Greece's economy will shrink by 2 percent this year, while consumer prices will rise about 3 percent.
The predictions come from the Bank of Greece in a report issued Monday.
The report that the recession will continue in Greece is just the latest in a series of economic problems for the nation.
Athens has been cutting government spending in an effort to reduce a major government budget deficit.
However, Greek officials say they still need to borrow tens of billions of dollars, but can only get the money at high interest rates.
Athens has been asking other nations who use the euro to take actions to reassure investors who have been boosting interest rates out of concern about the risk of loans to Greece.
But German Chancellor Angela Merkel says investors should not expect Thursday's European Union summit to produce specifics of an agreement of an aid package for Greece.
Chancellor Merkel has said talk of a possible EU bailout could further destabilize markets by raising false expectations.
Her comments came just days after the European Commission urged Germany and other eurozone governments to back Greece with the promise of government-to-government loans. Commission President Jose Manuel Barroso said such an aid pledge is needed to stabilize the euro currency.

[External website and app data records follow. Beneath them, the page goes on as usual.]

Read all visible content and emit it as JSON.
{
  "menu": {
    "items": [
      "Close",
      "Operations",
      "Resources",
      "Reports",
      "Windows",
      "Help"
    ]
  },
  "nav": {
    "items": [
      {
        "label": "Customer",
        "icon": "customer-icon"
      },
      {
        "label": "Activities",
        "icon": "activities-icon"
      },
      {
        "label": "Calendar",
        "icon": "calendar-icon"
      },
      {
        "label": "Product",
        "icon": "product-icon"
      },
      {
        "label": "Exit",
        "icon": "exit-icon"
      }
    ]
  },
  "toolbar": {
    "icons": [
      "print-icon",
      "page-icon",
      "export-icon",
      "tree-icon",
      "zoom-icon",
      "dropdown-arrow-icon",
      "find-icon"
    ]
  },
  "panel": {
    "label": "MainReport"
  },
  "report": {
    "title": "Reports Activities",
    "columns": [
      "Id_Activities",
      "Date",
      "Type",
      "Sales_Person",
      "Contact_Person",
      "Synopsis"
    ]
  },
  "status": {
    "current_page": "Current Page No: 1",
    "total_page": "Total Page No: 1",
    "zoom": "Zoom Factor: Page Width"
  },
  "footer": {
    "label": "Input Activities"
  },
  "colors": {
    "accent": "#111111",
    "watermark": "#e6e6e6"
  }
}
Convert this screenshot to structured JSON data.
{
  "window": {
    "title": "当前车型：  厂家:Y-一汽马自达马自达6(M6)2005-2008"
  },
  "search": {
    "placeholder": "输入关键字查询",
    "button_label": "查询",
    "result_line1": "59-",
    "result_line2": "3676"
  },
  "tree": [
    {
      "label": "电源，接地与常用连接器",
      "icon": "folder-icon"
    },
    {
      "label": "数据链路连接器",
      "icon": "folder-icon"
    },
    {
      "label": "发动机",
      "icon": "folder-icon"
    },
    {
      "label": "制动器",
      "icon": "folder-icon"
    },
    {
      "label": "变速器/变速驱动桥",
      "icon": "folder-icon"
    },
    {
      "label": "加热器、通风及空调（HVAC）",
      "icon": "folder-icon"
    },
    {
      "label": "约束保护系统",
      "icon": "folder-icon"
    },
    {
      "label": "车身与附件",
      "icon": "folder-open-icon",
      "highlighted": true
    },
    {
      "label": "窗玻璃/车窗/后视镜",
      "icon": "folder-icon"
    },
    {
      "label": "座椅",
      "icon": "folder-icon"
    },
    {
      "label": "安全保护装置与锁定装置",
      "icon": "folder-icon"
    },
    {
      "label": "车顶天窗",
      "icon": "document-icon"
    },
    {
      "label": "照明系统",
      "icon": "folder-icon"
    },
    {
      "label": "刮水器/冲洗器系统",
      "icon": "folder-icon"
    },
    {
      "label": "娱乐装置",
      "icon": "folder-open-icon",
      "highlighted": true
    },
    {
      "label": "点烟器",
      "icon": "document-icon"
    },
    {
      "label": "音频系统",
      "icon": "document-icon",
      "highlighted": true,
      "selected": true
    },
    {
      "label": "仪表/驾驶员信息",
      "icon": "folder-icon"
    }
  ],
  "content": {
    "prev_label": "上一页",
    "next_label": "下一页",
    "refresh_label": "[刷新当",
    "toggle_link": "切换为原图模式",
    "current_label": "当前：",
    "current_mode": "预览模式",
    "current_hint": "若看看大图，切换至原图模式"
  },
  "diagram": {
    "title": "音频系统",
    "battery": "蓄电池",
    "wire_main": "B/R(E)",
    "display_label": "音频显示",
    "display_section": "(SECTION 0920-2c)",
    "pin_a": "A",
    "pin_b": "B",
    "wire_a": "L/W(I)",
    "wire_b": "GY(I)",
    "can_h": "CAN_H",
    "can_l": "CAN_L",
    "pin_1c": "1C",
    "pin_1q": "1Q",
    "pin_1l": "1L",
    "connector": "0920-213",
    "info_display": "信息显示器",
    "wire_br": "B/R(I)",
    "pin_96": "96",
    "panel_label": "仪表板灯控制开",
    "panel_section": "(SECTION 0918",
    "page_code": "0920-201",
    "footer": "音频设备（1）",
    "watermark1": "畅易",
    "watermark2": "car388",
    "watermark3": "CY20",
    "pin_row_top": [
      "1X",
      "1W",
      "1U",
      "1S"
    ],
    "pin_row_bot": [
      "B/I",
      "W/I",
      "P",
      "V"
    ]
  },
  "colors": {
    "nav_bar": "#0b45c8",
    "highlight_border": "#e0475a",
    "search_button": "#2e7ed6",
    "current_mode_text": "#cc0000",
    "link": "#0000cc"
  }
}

Germany -- Europe's largest economy -- has been reluctant to pledge direct financial aid to Greece, because it does not want to set a precedent for other eurozone countries with financial difficulties. The German public remains sharply opposed to direct financial aid to other eurozone countries.